The Forum established the Centre for the Fourth Industrial Revolution Network in 2017 to ensure that new and emerging technologies will help—not harm—humanity in the future. Headquartered in San Francisco, the network launched centres in China, India and Japan in 2018 and is rapidly establishing locally-run Affiliate Centres in many countries around the world.
The global network is working closely with partners from government, business, academia and civil society to co-design and pilot agile frameworks for governing new and emerging technologies, including artificial intelligence (AI), autonomous vehicles, blockchain, data policy, digital trade, drones, internet of things (IoT), precision medicine and environmental innovations.
Learn more about the groundbreaking work that the Centre for the Fourth Industrial Revolution Network is doing to prepare us for the future.
Want to help us shape the Fourth Industrial Revolution?

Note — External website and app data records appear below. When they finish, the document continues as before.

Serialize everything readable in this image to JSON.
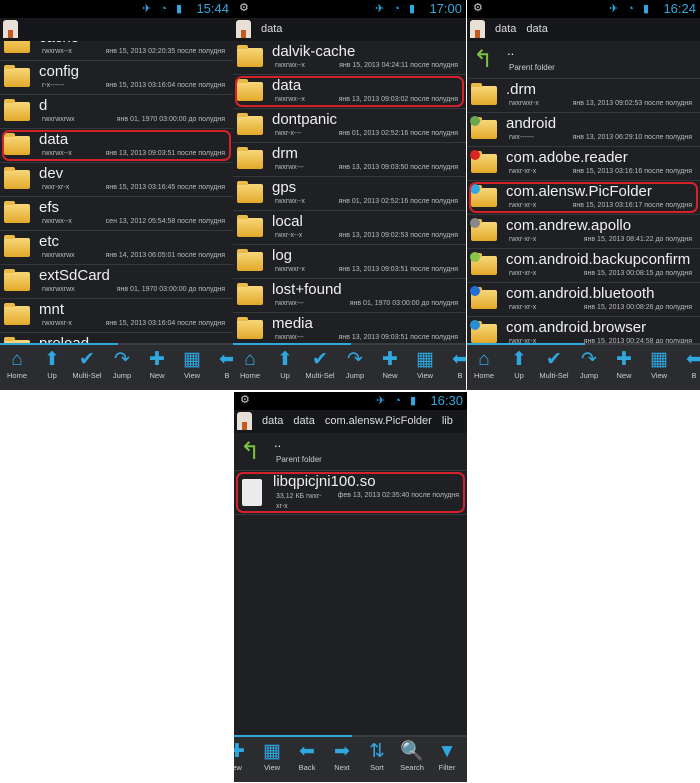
{
  "colors": {
    "accent": "#2fa8e0",
    "highlight": "#d4212b",
    "folder": "#f0c050"
  },
  "panels": [
    {
      "time": "15:44",
      "crumbs": [],
      "parent": null,
      "offset": -14,
      "rows": [
        {
          "name": "cache",
          "perm": "rwxrwx--x",
          "date": "янв 15, 2013 02:20:35 после полудня"
        },
        {
          "name": "config",
          "perm": "r-x------",
          "date": "янв 15, 2013 03:16:04 после полудня"
        },
        {
          "name": "d",
          "perm": "rwxrwxrwx",
          "date": "янв 01, 1970 03:00:00 до полудня"
        },
        {
          "name": "data",
          "perm": "rwxrwx--x",
          "date": "янв 13, 2013 09:03:51 после полудня",
          "highlight": true
        },
        {
          "name": "dev",
          "perm": "rwxr-xr-x",
          "date": "янв 15, 2013 03:16:45 после полудня"
        },
        {
          "name": "efs",
          "perm": "rwxrwx--x",
          "date": "сен 13, 2012 05:54:58 после полудня"
        },
        {
          "name": "etc",
          "perm": "rwxrwxrwx",
          "date": "янв 14, 2013 06:05:01 после полудня"
        },
        {
          "name": "extSdCard",
          "perm": "rwxrwxrwx",
          "date": "янв 01, 1970 03:00:00 до полудня"
        },
        {
          "name": "mnt",
          "perm": "rwxrwxr-x",
          "date": "янв 15, 2013 03:16:04 после полудня"
        },
        {
          "name": "preload",
          "perm": "",
          "date": ""
        }
      ],
      "toolbar": [
        {
          "icon": "home-icon",
          "label": "Home"
        },
        {
          "icon": "up-arrow-icon",
          "label": "Up"
        },
        {
          "icon": "checkmark-icon",
          "label": "Multi-Sel"
        },
        {
          "icon": "jump-arrow-icon",
          "label": "Jump"
        },
        {
          "icon": "plus-icon",
          "label": "New"
        },
        {
          "icon": "grid-icon",
          "label": "View"
        },
        {
          "icon": "back-arrow-icon",
          "label": "B"
        }
      ]
    },
    {
      "time": "17:00",
      "crumbs": [
        "data"
      ],
      "parent": null,
      "offset": 0,
      "rows": [
        {
          "name": "dalvik-cache",
          "perm": "rwxrwx--x",
          "date": "янв 15, 2013 04:24:11 после полудня"
        },
        {
          "name": "data",
          "perm": "rwxrwx--x",
          "date": "янв 13, 2013 09:03:02 после полудня",
          "highlight": true
        },
        {
          "name": "dontpanic",
          "perm": "rwxr-x---",
          "date": "янв 01, 2013 02:52:16 после полудня"
        },
        {
          "name": "drm",
          "perm": "rwxrwx---",
          "date": "янв 13, 2013 09:03:50 после полудня"
        },
        {
          "name": "gps",
          "perm": "rwxrwx--x",
          "date": "янв 01, 2013 02:52:16 после полудня"
        },
        {
          "name": "local",
          "perm": "rwxr-x--x",
          "date": "янв 13, 2013 09:02:53 после полудня"
        },
        {
          "name": "log",
          "perm": "rwxrwxr-x",
          "date": "янв 13, 2013 09:03:51 после полудня"
        },
        {
          "name": "lost+found",
          "perm": "rwxrwx---",
          "date": "янв 01, 1970 03:00:00 до полудня"
        },
        {
          "name": "media",
          "perm": "rwxrwx---",
          "date": "янв 13, 2013 09:03:51 после полудня"
        }
      ],
      "toolbar": [
        {
          "icon": "home-icon",
          "label": "Home"
        },
        {
          "icon": "up-arrow-icon",
          "label": "Up"
        },
        {
          "icon": "checkmark-icon",
          "label": "Multi-Sel"
        },
        {
          "icon": "jump-arrow-icon",
          "label": "Jump"
        },
        {
          "icon": "plus-icon",
          "label": "New"
        },
        {
          "icon": "grid-icon",
          "label": "View"
        },
        {
          "icon": "back-arrow-icon",
          "label": "B"
        }
      ]
    },
    {
      "time": "16:24",
      "crumbs": [
        "data",
        "data"
      ],
      "parent": {
        "dots": "..",
        "label": "Parent folder"
      },
      "offset": 0,
      "rows": [
        {
          "name": ".drm",
          "perm": "rwxrwxr-x",
          "date": "янв 13, 2013 09:02:53 после полудня"
        },
        {
          "name": "android",
          "perm": "rwx------",
          "date": "янв 13, 2013 06:29:10 после полудня",
          "badge": "#6aa84f"
        },
        {
          "name": "com.adobe.reader",
          "perm": "rwxr-xr-x",
          "date": "янв 15, 2013 03:16:16 после полудня",
          "badge": "#d9251d"
        },
        {
          "name": "com.alensw.PicFolder",
          "perm": "rwxr-xr-x",
          "date": "янв 15, 2013 03:16:17 после полудня",
          "highlight": true,
          "badge": "#2fa8e0"
        },
        {
          "name": "com.andrew.apollo",
          "perm": "rwxr-xr-x",
          "date": "янв 15, 2013 08:41:22 до полудня",
          "badge": "#888888"
        },
        {
          "name": "com.android.backupconfirm",
          "perm": "rwxr-xr-x",
          "date": "янв 15, 2013 00:08:15 до полудня",
          "badge": "#8bc34a"
        },
        {
          "name": "com.android.bluetooth",
          "perm": "rwxr-xr-x",
          "date": "янв 15, 2013 00:08:26 до полудня",
          "badge": "#1e6fd9"
        },
        {
          "name": "com.android.browser",
          "perm": "rwxr-xr-x",
          "date": "янв 15, 2013 00:24:58 до полудня",
          "badge": "#2a8fd0"
        }
      ],
      "toolbar": [
        {
          "icon": "home-icon",
          "label": "Home"
        },
        {
          "icon": "up-arrow-icon",
          "label": "Up"
        },
        {
          "icon": "checkmark-icon",
          "label": "Multi-Sel"
        },
        {
          "icon": "jump-arrow-icon",
          "label": "Jump"
        },
        {
          "icon": "plus-icon",
          "label": "New"
        },
        {
          "icon": "grid-icon",
          "label": "View"
        },
        {
          "icon": "back-arrow-icon",
          "label": "B"
        }
      ]
    },
    {
      "time": "16:30",
      "crumbs": [
        "data",
        "data",
        "com.alensw.PicFolder",
        "lib"
      ],
      "parent": {
        "dots": "..",
        "label": "Parent folder"
      },
      "offset": 0,
      "rows": [
        {
          "name": "libqpicjni100.so",
          "perm": "33,12 КБ rwxr-xr-x",
          "date": "фев 13, 2013 02:35:40 после полудня",
          "highlight": true,
          "file": true
        }
      ],
      "toolbar": [
        {
          "icon": "plus-icon",
          "label": "ew"
        },
        {
          "icon": "grid-icon",
          "label": "View"
        },
        {
          "icon": "back-arrow-icon",
          "label": "Back"
        },
        {
          "icon": "next-arrow-icon",
          "label": "Next"
        },
        {
          "icon": "sort-icon",
          "label": "Sort"
        },
        {
          "icon": "search-icon",
          "label": "Search"
        },
        {
          "icon": "filter-icon",
          "label": "Filter"
        }
      ]
    }
  ]
}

Contact us to find out how you can become a member or partner.
As automation grows, creative roles will persist because creativity is unique to humans, as Scott Belsky, Adobe’s Chief product officer writes.
“Success for the next generation of workers will come down to making an impact in ways robots cannot.”
“There’s been this fear that the Fourth Industrial Revolution means that we all need to develop only technology-oriented skills or only highly scientific skills,” says World Economic Forum Managing Director, Saadia Zahidi.
“In fact, the opposite is true. Some of the biggest rising skills of the next few years are going to be creativity, collaboration, interpersonal dynamics between people ... team work. These are things at the forefront of how we relate to each other.”
How can we nurture creativity?
Although some people are naturally more creative than others, it’s never too late to stretch your creative muscles, according to Valerie van Mulukom, assistant professor at Coventry University and research associate in psychology.
Creative imagination, says Mulukom, is made up of both divergent and convergent thinking - the latter being the ability to evaluate an idea on its usefulness, which relies on analytical thinking - the top skill for 2025. “Research has suggested that creative imagination can be boosted through our environment or simply putting in lots of hard work.”
So, that novel might eventually come out of you after a few years of creative courses and plenty of practice. But children need to be taught creativity in school, writes Belsky.
“To stand out in their jobs, our kids must be outfitted to express their ideas visually, to quickly put together a compelling video, or to build a simple prototype to pitch a new idea.
“We need to give the same emphasis to the principles of design that we give to the grammar of sentences, the same attention to color theory that we give to statistics, and teach kids to use video-editing software like we teach them to use spreadsheets.”
The World Economic Forum launched the Reskilling Revolution at Davos during the 50th Annual Meeting in January 2020. It aims to provide a billion people with better education, skills and jobs by 2030 through a series of initiatives bringing together business, civil society and academic organizations.